* [PROBLEM REQUIREMENTS] Copy out the entries below in full and exactly.

[Data excerpts]
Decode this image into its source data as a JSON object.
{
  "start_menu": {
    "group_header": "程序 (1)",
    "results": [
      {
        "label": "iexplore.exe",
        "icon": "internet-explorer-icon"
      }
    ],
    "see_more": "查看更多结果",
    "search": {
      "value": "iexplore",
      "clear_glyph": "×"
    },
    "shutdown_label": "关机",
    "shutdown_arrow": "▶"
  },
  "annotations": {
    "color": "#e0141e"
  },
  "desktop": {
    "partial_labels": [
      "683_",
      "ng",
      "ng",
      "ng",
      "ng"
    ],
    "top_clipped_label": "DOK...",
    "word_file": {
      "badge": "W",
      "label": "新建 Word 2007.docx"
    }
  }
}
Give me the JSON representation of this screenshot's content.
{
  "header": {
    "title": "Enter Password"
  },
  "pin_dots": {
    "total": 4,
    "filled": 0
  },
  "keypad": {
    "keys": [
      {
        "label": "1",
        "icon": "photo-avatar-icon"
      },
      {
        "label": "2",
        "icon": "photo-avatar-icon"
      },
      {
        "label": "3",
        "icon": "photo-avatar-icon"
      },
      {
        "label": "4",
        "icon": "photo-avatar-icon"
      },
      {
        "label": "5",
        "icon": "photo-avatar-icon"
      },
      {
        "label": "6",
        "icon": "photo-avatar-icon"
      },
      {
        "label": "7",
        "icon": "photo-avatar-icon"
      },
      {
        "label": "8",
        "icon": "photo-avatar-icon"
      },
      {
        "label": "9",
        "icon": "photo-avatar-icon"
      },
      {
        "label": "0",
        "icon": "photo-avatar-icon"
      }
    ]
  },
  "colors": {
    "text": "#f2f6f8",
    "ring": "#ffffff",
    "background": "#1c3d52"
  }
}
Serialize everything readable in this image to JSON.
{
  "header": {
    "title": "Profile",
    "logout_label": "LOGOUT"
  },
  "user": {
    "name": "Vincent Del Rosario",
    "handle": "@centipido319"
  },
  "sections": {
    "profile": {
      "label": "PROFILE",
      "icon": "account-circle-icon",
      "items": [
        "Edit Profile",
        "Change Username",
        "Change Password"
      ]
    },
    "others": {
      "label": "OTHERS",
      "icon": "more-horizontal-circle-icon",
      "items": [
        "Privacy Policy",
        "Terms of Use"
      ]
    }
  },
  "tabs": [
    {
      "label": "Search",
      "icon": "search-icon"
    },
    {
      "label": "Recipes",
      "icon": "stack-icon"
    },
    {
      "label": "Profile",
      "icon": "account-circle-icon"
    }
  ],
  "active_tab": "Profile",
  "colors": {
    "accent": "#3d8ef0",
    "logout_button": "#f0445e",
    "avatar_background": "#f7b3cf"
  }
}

* [SOLUTION TO THIS PROBLEM]
Decode this image into its source data as a JSON object.
{
  "start_menu": {
    "group_header": "程序 (1)",
    "results": [
      {
        "label": "iexplore.exe",
        "icon": "internet-explorer-icon"
      }
    ],
    "see_more": "查看更多结果",
    "search": {
      "value": "iexplore",
      "clear_glyph": "×"
    },
    "shutdown_label": "关机",
    "shutdown_arrow": "▶"
  },
  "annotations": {
    "color": "#e0141e"
  },
  "desktop": {
    "partial_labels": [
      "683_",
      "ng",
      "ng",
      "ng",
      "ng"
    ],
    "top_clipped_label": "DOK...",
    "word_file": {
      "badge": "W",
      "label": "新建 Word 2007.docx"
    }
  }
}
Give me the JSON representation of this screenshot's content.
{
  "header": {
    "title": "Enter Password"
  },
  "pin_dots": {
    "total": 4,
    "filled": 0
  },
  "keypad": {
    "keys": [
      {
        "label": "1",
        "icon": "photo-avatar-icon"
      },
      {
        "label": "2",
        "icon": "photo-avatar-icon"
      },
      {
        "label": "3",
        "icon": "photo-avatar-icon"
      },
      {
        "label": "4",
        "icon": "photo-avatar-icon"
      },
      {
        "label": "5",
        "icon": "photo-avatar-icon"
      },
      {
        "label": "6",
        "icon": "photo-avatar-icon"
      },
      {
        "label": "7",
        "icon": "photo-avatar-icon"
      },
      {
        "label": "8",
        "icon": "photo-avatar-icon"
      },
      {
        "label": "9",
        "icon": "photo-avatar-icon"
      },
      {
        "label": "0",
        "icon": "photo-avatar-icon"
      }
    ]
  },
  "colors": {
    "text": "#f2f6f8",
    "ring": "#ffffff",
    "background": "#1c3d52"
  }
}
Serialize everything readable in this image to JSON.
{
  "header": {
    "title": "Profile",
    "logout_label": "LOGOUT"
  },
  "user": {
    "name": "Vincent Del Rosario",
    "handle": "@centipido319"
  },
  "sections": {
    "profile": {
      "label": "PROFILE",
      "icon": "account-circle-icon",
      "items": [
        "Edit Profile",
        "Change Username",
        "Change Password"
      ]
    },
    "others": {
      "label": "OTHERS",
      "icon": "more-horizontal-circle-icon",
      "items": [
        "Privacy Policy",
        "Terms of Use"
      ]
    }
  },
  "tabs": [
    {
      "label": "Search",
      "icon": "search-icon"
    },
    {
      "label": "Recipes",
      "icon": "stack-icon"
    },
    {
      "label": "Profile",
      "icon": "account-circle-icon"
    }
  ],
  "active_tab": "Profile",
  "colors": {
    "accent": "#3d8ef0",
    "logout_button": "#f0445e",
    "avatar_background": "#f7b3cf"
  }
}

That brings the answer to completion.